    Fans of supersonic flight have been yearning for a new way to break the sound barrier ever since Concorde stopped flying in 2003. Now successful tests of a key part of an air-breathing rocket engine may have brought that dream a step closer to reality.

  • Current Event
    2 months ago
    by weekendhobo
    +11 +1

    Cornell scientists create 'living' machines that eat, grow, and evolve

    The field of robotics is going through a renaissance thanks to advances in machine learning and sensor technology. Each generation of robot is engineered with greater mechanical complexity and smarter operating software than the last. But what if, instead of painstakingly designing and engineering a robot, you could just tear open a packet of primordial soup, toss it in the microwave on high for two minutes, and then grow your own ‘lifelike’ robot?

  • Analysis
    1 month ago
    by TNY
    +32 +1

    Solid-state battery — the successor to Li-ion — takes another step closer to our smartphones

    Lithium-ion (Li-ion) batteries are the rechargeable cell of choice for smartphones and most of today’s other battery-powered gadgets. Despite their prevalence, Li-ion batteries are limited in power density, have reasonably short lifespans, and can become a fire hazard if damaged or incorrectly charged. These drawbacks could be a thing of the past in the not-too-distant future if gadgets move over to solid-state battery technologies.

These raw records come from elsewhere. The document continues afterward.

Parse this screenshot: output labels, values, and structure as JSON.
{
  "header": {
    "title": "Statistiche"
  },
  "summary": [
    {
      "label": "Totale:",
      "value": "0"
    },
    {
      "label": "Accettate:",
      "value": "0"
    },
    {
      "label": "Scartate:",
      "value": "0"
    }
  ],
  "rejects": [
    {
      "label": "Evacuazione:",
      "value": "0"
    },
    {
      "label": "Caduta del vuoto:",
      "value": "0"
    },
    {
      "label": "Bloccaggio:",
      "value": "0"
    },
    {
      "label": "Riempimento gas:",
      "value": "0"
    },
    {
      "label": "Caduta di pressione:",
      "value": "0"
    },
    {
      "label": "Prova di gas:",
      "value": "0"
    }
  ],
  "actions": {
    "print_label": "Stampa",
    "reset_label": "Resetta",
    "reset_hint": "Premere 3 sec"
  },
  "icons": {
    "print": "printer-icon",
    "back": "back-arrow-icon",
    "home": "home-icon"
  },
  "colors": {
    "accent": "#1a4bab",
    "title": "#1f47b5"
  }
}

  • Current Event
    1 month ago
    by baron778
    +8 +1

    New Lifelike Biomaterial Self-Reproduces and Has a Metabolism

    Life demands flux. Every living organism is constantly changing: cells divide and die, proteins build and disintegrate, DNA breaks and heals. Life demands metabolism—the simultaneous builder and destroyer of living materials—to continuously upgrade our bodies. That’s how we heal and grow, how we propagate and survive.

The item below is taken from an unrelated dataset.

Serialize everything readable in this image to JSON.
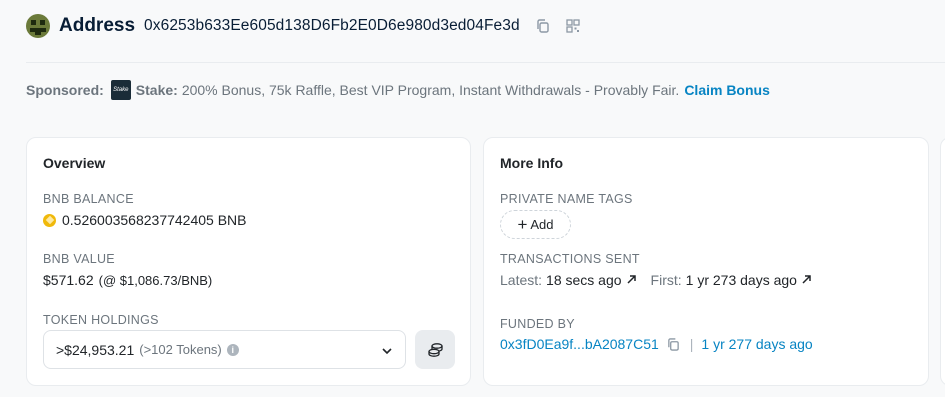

  • Current Event
    1 month ago
    by socialiguana
    +10 +1

    African Teen Builds Windmills from Junk and Supplies His Village with Electricity

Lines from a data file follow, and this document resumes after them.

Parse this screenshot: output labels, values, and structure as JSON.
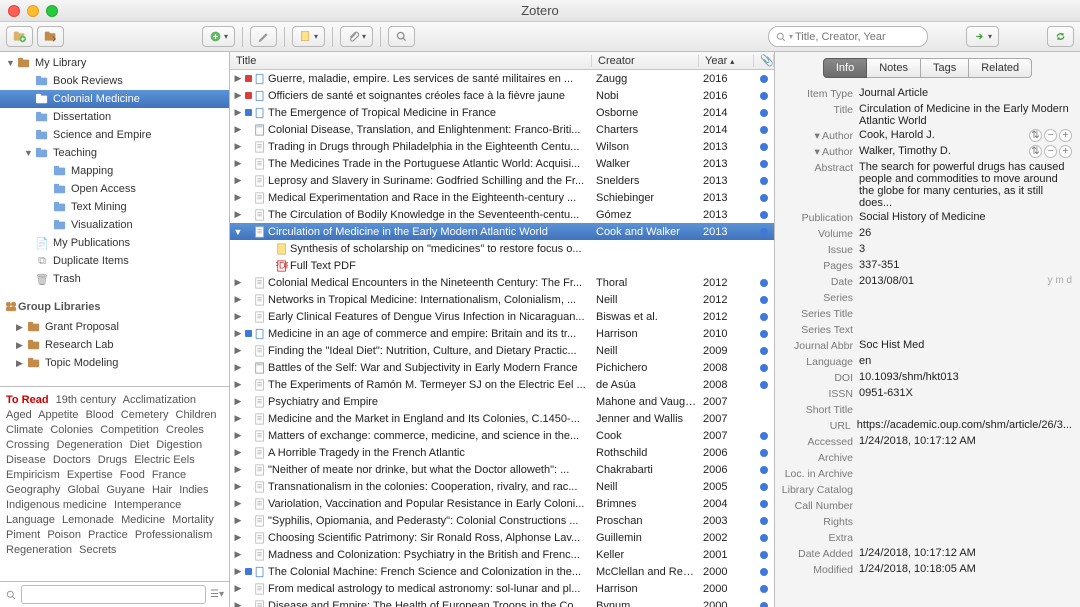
{
  "window": {
    "title": "Zotero"
  },
  "toolbar": {
    "search_placeholder": "Title, Creator, Year"
  },
  "left": {
    "library_label": "My Library",
    "collections": [
      {
        "label": "Book Reviews",
        "indent": 1
      },
      {
        "label": "Colonial Medicine",
        "indent": 1,
        "selected": true
      },
      {
        "label": "Dissertation",
        "indent": 1
      },
      {
        "label": "Science and Empire",
        "indent": 1
      },
      {
        "label": "Teaching",
        "indent": 1,
        "expanded": true
      },
      {
        "label": "Mapping",
        "indent": 2
      },
      {
        "label": "Open Access",
        "indent": 2
      },
      {
        "label": "Text Mining",
        "indent": 2
      },
      {
        "label": "Visualization",
        "indent": 2
      }
    ],
    "special": [
      {
        "label": "My Publications",
        "icon": "doc"
      },
      {
        "label": "Duplicate Items",
        "icon": "dup"
      },
      {
        "label": "Trash",
        "icon": "trash"
      }
    ],
    "group_header": "Group Libraries",
    "groups": [
      {
        "label": "Grant Proposal"
      },
      {
        "label": "Research Lab"
      },
      {
        "label": "Topic Modeling"
      }
    ],
    "tags": [
      "To Read",
      "19th century",
      "Acclimatization",
      "Aged",
      "Appetite",
      "Blood",
      "Cemetery",
      "Children",
      "Climate",
      "Colonies",
      "Competition",
      "Creoles",
      "Crossing",
      "Degeneration",
      "Diet",
      "Digestion",
      "Disease",
      "Doctors",
      "Drugs",
      "Electric Eels",
      "Empiricism",
      "Expertise",
      "Food",
      "France",
      "Geography",
      "Global",
      "Guyane",
      "Hair",
      "Indies",
      "Indigenous medicine",
      "Intemperance",
      "Language",
      "Lemonade",
      "Medicine",
      "Mortality",
      "Piment",
      "Poison",
      "Practice",
      "Professionalism",
      "Regeneration",
      "Secrets"
    ]
  },
  "center": {
    "headers": {
      "title": "Title",
      "creator": "Creator",
      "year": "Year"
    },
    "items": [
      {
        "marker": "red",
        "type": "book",
        "title": "Guerre, maladie, empire. Les services de santé militaires en ...",
        "creator": "Zaugg",
        "year": "2016",
        "att": true
      },
      {
        "marker": "red",
        "type": "book",
        "title": "Officiers de santé et soignantes créoles face à la fièvre jaune",
        "creator": "Nobi",
        "year": "2016",
        "att": true
      },
      {
        "marker": "blue",
        "type": "book",
        "title": "The Emergence of Tropical Medicine in France",
        "creator": "Osborne",
        "year": "2014",
        "att": true
      },
      {
        "type": "journal",
        "title": "Colonial Disease, Translation, and Enlightenment: Franco-Briti...",
        "creator": "Charters",
        "year": "2014",
        "att": true
      },
      {
        "type": "doc",
        "title": "Trading in Drugs through Philadelphia in the Eighteenth Centu...",
        "creator": "Wilson",
        "year": "2013",
        "att": true
      },
      {
        "type": "doc",
        "title": "The Medicines Trade in the Portuguese Atlantic World: Acquisi...",
        "creator": "Walker",
        "year": "2013",
        "att": true
      },
      {
        "type": "doc",
        "title": "Leprosy and Slavery in Suriname: Godfried Schilling and the Fr...",
        "creator": "Snelders",
        "year": "2013",
        "att": true
      },
      {
        "type": "doc",
        "title": "Medical Experimentation and Race in the Eighteenth-century ...",
        "creator": "Schiebinger",
        "year": "2013",
        "att": true
      },
      {
        "type": "doc",
        "title": "The Circulation of Bodily Knowledge in the Seventeenth-centu...",
        "creator": "Gómez",
        "year": "2013",
        "att": true
      },
      {
        "selected": true,
        "expanded": true,
        "type": "doc",
        "title": "Circulation of Medicine in the Early Modern Atlantic World",
        "creator": "Cook and Walker",
        "year": "2013",
        "att": true
      },
      {
        "child": true,
        "type": "note",
        "title": "Synthesis of scholarship on \"medicines\" to restore focus o..."
      },
      {
        "child": true,
        "type": "pdf",
        "title": "Full Text PDF"
      },
      {
        "type": "doc",
        "title": "Colonial Medical Encounters in the Nineteenth Century: The Fr...",
        "creator": "Thoral",
        "year": "2012",
        "att": true
      },
      {
        "type": "doc",
        "title": "Networks in Tropical Medicine: Internationalism, Colonialism, ...",
        "creator": "Neill",
        "year": "2012",
        "att": true
      },
      {
        "type": "doc",
        "title": "Early Clinical Features of Dengue Virus Infection in Nicaraguan...",
        "creator": "Biswas et al.",
        "year": "2012",
        "att": true
      },
      {
        "marker": "blue",
        "type": "book",
        "title": "Medicine in an age of commerce and empire: Britain and its tr...",
        "creator": "Harrison",
        "year": "2010",
        "att": true
      },
      {
        "type": "doc",
        "title": "Finding the \"Ideal Diet\": Nutrition, Culture, and Dietary Practic...",
        "creator": "Neill",
        "year": "2009",
        "att": true
      },
      {
        "type": "journal",
        "title": "Battles of the Self: War and Subjectivity in Early Modern France",
        "creator": "Pichichero",
        "year": "2008",
        "att": true
      },
      {
        "type": "doc",
        "title": "The Experiments of Ramón M. Termeyer SJ on the Electric Eel ...",
        "creator": "de Asúa",
        "year": "2008",
        "att": true
      },
      {
        "type": "doc",
        "title": "Psychiatry and Empire",
        "creator": "Mahone and Vaughan",
        "year": "2007"
      },
      {
        "type": "doc",
        "title": "Medicine and the Market in England and Its Colonies, C.1450-...",
        "creator": "Jenner and Wallis",
        "year": "2007"
      },
      {
        "type": "doc",
        "title": "Matters of exchange: commerce, medicine, and science in the...",
        "creator": "Cook",
        "year": "2007",
        "att": true
      },
      {
        "type": "doc",
        "title": "A Horrible Tragedy in the French Atlantic",
        "creator": "Rothschild",
        "year": "2006",
        "att": true
      },
      {
        "type": "doc",
        "title": "\"Neither of meate nor drinke, but what the Doctor alloweth\": ...",
        "creator": "Chakrabarti",
        "year": "2006",
        "att": true
      },
      {
        "type": "doc",
        "title": "Transnationalism in the colonies: Cooperation, rivalry, and rac...",
        "creator": "Neill",
        "year": "2005",
        "att": true
      },
      {
        "type": "doc",
        "title": "Variolation, Vaccination and Popular Resistance in Early Coloni...",
        "creator": "Brimnes",
        "year": "2004",
        "att": true
      },
      {
        "type": "doc",
        "title": "\"Syphilis, Opiomania, and Pederasty\": Colonial Constructions ...",
        "creator": "Proschan",
        "year": "2003",
        "att": true
      },
      {
        "type": "doc",
        "title": "Choosing Scientific Patrimony: Sir Ronald Ross, Alphonse Lav...",
        "creator": "Guillemin",
        "year": "2002",
        "att": true
      },
      {
        "type": "doc",
        "title": "Madness and Colonization: Psychiatry in the British and Frenc...",
        "creator": "Keller",
        "year": "2001",
        "att": true
      },
      {
        "marker": "blue",
        "type": "book",
        "title": "The Colonial Machine: French Science and Colonization in the...",
        "creator": "McClellan and Rego...",
        "year": "2000",
        "att": true
      },
      {
        "type": "doc",
        "title": "From medical astrology to medical astronomy: sol-lunar and pl...",
        "creator": "Harrison",
        "year": "2000",
        "att": true
      },
      {
        "type": "doc",
        "title": "Disease and Empire: The Health of European Troops in the Co...",
        "creator": "Bynum",
        "year": "2000",
        "att": true
      }
    ]
  },
  "right": {
    "tabs": [
      "Info",
      "Notes",
      "Tags",
      "Related"
    ],
    "fields": [
      {
        "label": "Item Type",
        "value": "Journal Article"
      },
      {
        "label": "Title",
        "value": "Circulation of Medicine in the Early Modern Atlantic World"
      },
      {
        "label": "▾ Author",
        "value": "Cook, Harold J.",
        "ctrl": true
      },
      {
        "label": "▾ Author",
        "value": "Walker, Timothy D.",
        "ctrl": true
      },
      {
        "label": "Abstract",
        "value": "The search for powerful drugs has caused people and commodities to move around the globe for many centuries, as it still does..."
      },
      {
        "label": "Publication",
        "value": "Social History of Medicine"
      },
      {
        "label": "Volume",
        "value": "26"
      },
      {
        "label": "Issue",
        "value": "3"
      },
      {
        "label": "Pages",
        "value": "337-351"
      },
      {
        "label": "Date",
        "value": "2013/08/01",
        "suffix": "y m d"
      },
      {
        "label": "Series",
        "value": ""
      },
      {
        "label": "Series Title",
        "value": ""
      },
      {
        "label": "Series Text",
        "value": ""
      },
      {
        "label": "Journal Abbr",
        "value": "Soc Hist Med"
      },
      {
        "label": "Language",
        "value": "en"
      },
      {
        "label": "DOI",
        "value": "10.1093/shm/hkt013"
      },
      {
        "label": "ISSN",
        "value": "0951-631X"
      },
      {
        "label": "Short Title",
        "value": ""
      },
      {
        "label": "URL",
        "value": "https://academic.oup.com/shm/article/26/3..."
      },
      {
        "label": "Accessed",
        "value": "1/24/2018, 10:17:12 AM"
      },
      {
        "label": "Archive",
        "value": ""
      },
      {
        "label": "Loc. in Archive",
        "value": ""
      },
      {
        "label": "Library Catalog",
        "value": ""
      },
      {
        "label": "Call Number",
        "value": ""
      },
      {
        "label": "Rights",
        "value": ""
      },
      {
        "label": "Extra",
        "value": ""
      },
      {
        "label": "Date Added",
        "value": "1/24/2018, 10:17:12 AM"
      },
      {
        "label": "Modified",
        "value": "1/24/2018, 10:18:05 AM"
      }
    ]
  }
}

    His native Malawi had gone through one of its worst droughts seven years ago, killing thousands. His family and others were surviving on one meal a day. The red soil in his Masitala hometown was parched, leaving his father, a farmer, without any income. But amid all the shortages, one thing was still abundant. Wind. "I wanted to do something to help and change things," he said. "Then I said to myself, 'If they can make electricity out of wind, I can try, too."

  • Analysis
    1 month ago
    by TNY
    +22 +1

    Studying the behavior of AI

    A new paper frames the emerging interdisciplinary field of machine behavior As our interaction with “thinking” technology rapidly increases, a group led by researchers at the MIT Media Lab are calling for a new field of research—machine behavior—which would take the study of artificial intelligence well beyond computer science and engineering into biology, economics, psychology, and other behavioral and social sciences.

  • Current Event
    1 month ago
    by zyery
    +13 +1

    Humanity Has Officially Entered the Era of the Exosuit

    I loved the Thundercats cartoon as a child, watching cat-like humanoids fighting the forces of evil. Whenever their leader was in trouble, he’d unleash the Sword of Omens to gain “sight beyond sight,” the ability to see events happening at faraway places, or bellow “Thunder, Thunder, Thunder, Thundercats, Hooo!” to instantaneously summon his allies to his location to join the fight. What kid didn’t want those superpowers?